## TASK DESCRIPTION
Each entry below should be restated word for word, without any picture it contains.

___

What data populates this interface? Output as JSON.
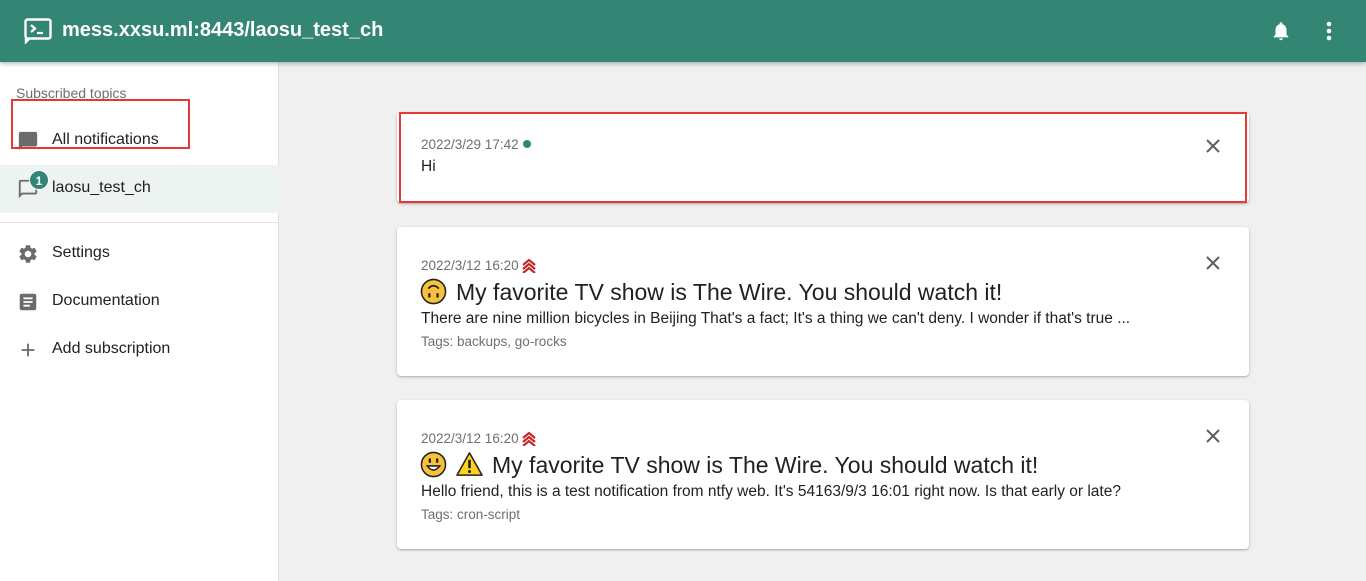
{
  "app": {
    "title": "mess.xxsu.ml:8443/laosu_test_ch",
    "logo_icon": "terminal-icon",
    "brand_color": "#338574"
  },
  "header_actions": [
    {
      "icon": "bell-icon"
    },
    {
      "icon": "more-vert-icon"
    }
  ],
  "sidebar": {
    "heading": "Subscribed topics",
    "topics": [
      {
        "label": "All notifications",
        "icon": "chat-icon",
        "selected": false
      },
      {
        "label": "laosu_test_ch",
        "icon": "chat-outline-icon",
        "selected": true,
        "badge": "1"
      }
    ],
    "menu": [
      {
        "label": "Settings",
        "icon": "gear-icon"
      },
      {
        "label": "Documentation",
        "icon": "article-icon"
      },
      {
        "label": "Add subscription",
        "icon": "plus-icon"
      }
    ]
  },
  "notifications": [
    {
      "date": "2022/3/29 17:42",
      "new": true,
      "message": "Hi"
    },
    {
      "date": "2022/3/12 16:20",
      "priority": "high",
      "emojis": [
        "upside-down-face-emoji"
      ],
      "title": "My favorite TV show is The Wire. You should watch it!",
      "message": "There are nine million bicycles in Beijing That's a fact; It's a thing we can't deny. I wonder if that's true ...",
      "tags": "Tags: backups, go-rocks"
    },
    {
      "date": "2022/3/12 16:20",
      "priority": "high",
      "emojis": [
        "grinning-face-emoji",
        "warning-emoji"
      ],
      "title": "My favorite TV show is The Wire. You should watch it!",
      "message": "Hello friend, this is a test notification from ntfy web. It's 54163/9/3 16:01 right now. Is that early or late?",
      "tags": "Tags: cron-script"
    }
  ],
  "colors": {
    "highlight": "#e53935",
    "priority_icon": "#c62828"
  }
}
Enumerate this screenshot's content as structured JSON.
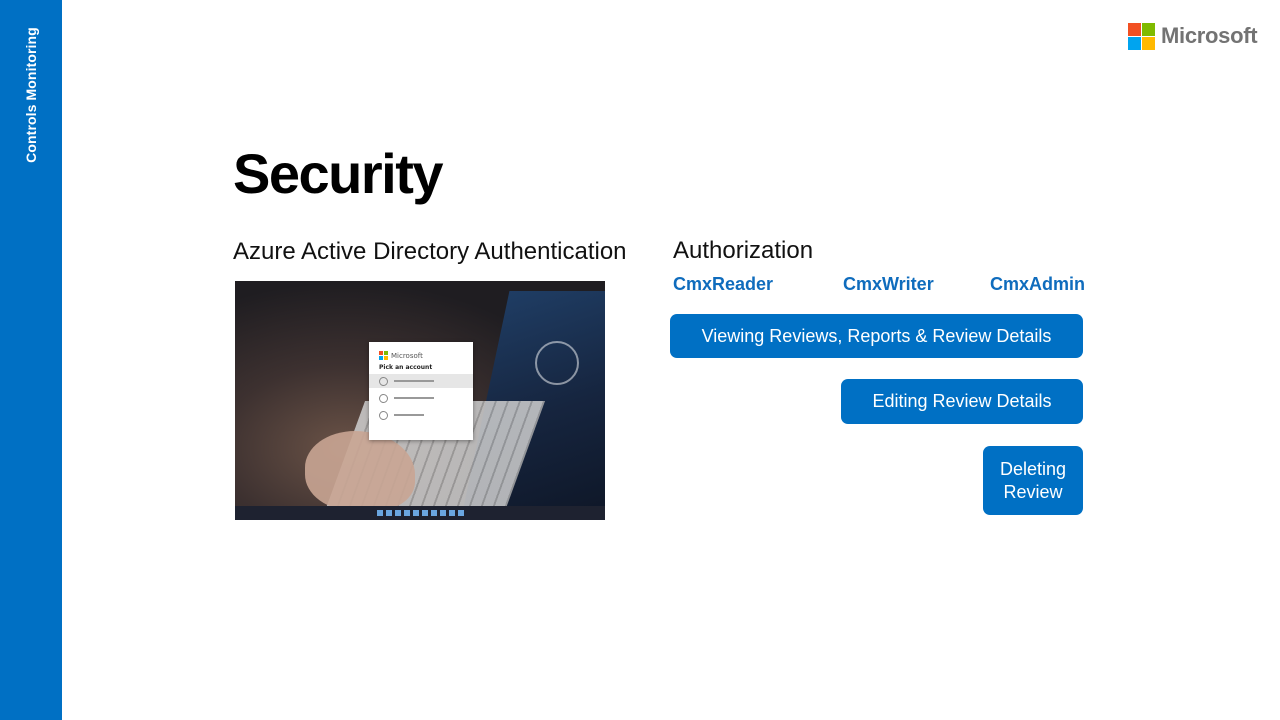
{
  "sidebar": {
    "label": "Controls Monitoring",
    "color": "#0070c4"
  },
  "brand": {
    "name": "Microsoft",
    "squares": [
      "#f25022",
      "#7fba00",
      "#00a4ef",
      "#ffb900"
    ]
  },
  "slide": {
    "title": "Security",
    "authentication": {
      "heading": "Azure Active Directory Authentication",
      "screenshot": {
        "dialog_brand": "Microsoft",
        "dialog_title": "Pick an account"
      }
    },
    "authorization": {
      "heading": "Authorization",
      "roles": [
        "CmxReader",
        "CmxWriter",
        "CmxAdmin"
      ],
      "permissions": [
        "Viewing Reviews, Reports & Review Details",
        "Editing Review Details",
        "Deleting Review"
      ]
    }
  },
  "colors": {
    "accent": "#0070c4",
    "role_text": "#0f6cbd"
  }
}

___

## ANSWER SPACE
What data populates this interface? Output as JSON.
{
  "app": {
    "title": "mess.xxsu.ml:8443/laosu_test_ch",
    "logo_icon": "terminal-icon",
    "brand_color": "#338574"
  },
  "header_actions": [
    {
      "icon": "bell-icon"
    },
    {
      "icon": "more-vert-icon"
    }
  ],
  "sidebar": {
    "heading": "Subscribed topics",
    "topics": [
      {
        "label": "All notifications",
        "icon": "chat-icon",
        "selected": false
      },
      {
        "label": "laosu_test_ch",
        "icon": "chat-outline-icon",
        "selected": true,
        "badge": "1"
      }
    ],
    "menu": [
      {
        "label": "Settings",
        "icon": "gear-icon"
      },
      {
        "label": "Documentation",
        "icon": "article-icon"
      },
      {
        "label": "Add subscription",
        "icon": "plus-icon"
      }
    ]
  },
  "notifications": [
    {
      "date": "2022/3/29 17:42",
      "new": true,
      "message": "Hi"
    },
    {
      "date": "2022/3/12 16:20",
      "priority": "high",
      "emojis": [
        "upside-down-face-emoji"
      ],
      "title": "My favorite TV show is The Wire. You should watch it!",
      "message": "There are nine million bicycles in Beijing That's a fact; It's a thing we can't deny. I wonder if that's true ...",
      "tags": "Tags: backups, go-rocks"
    },
    {
      "date": "2022/3/12 16:20",
      "priority": "high",
      "emojis": [
        "grinning-face-emoji",
        "warning-emoji"
      ],
      "title": "My favorite TV show is The Wire. You should watch it!",
      "message": "Hello friend, this is a test notification from ntfy web. It's 54163/9/3 16:01 right now. Is that early or late?",
      "tags": "Tags: cron-script"
    }
  ],
  "colors": {
    "highlight": "#e53935",
    "priority_icon": "#c62828"
  }
}
Enumerate this screenshot's content as structured JSON.
{
  "sidebar": {
    "label": "Controls Monitoring",
    "color": "#0070c4"
  },
  "brand": {
    "name": "Microsoft",
    "squares": [
      "#f25022",
      "#7fba00",
      "#00a4ef",
      "#ffb900"
    ]
  },
  "slide": {
    "title": "Security",
    "authentication": {
      "heading": "Azure Active Directory Authentication",
      "screenshot": {
        "dialog_brand": "Microsoft",
        "dialog_title": "Pick an account"
      }
    },
    "authorization": {
      "heading": "Authorization",
      "roles": [
        "CmxReader",
        "CmxWriter",
        "CmxAdmin"
      ],
      "permissions": [
        "Viewing Reviews, Reports & Review Details",
        "Editing Review Details",
        "Deleting Review"
      ]
    }
  },
  "colors": {
    "accent": "#0070c4",
    "role_text": "#0f6cbd"
  }
}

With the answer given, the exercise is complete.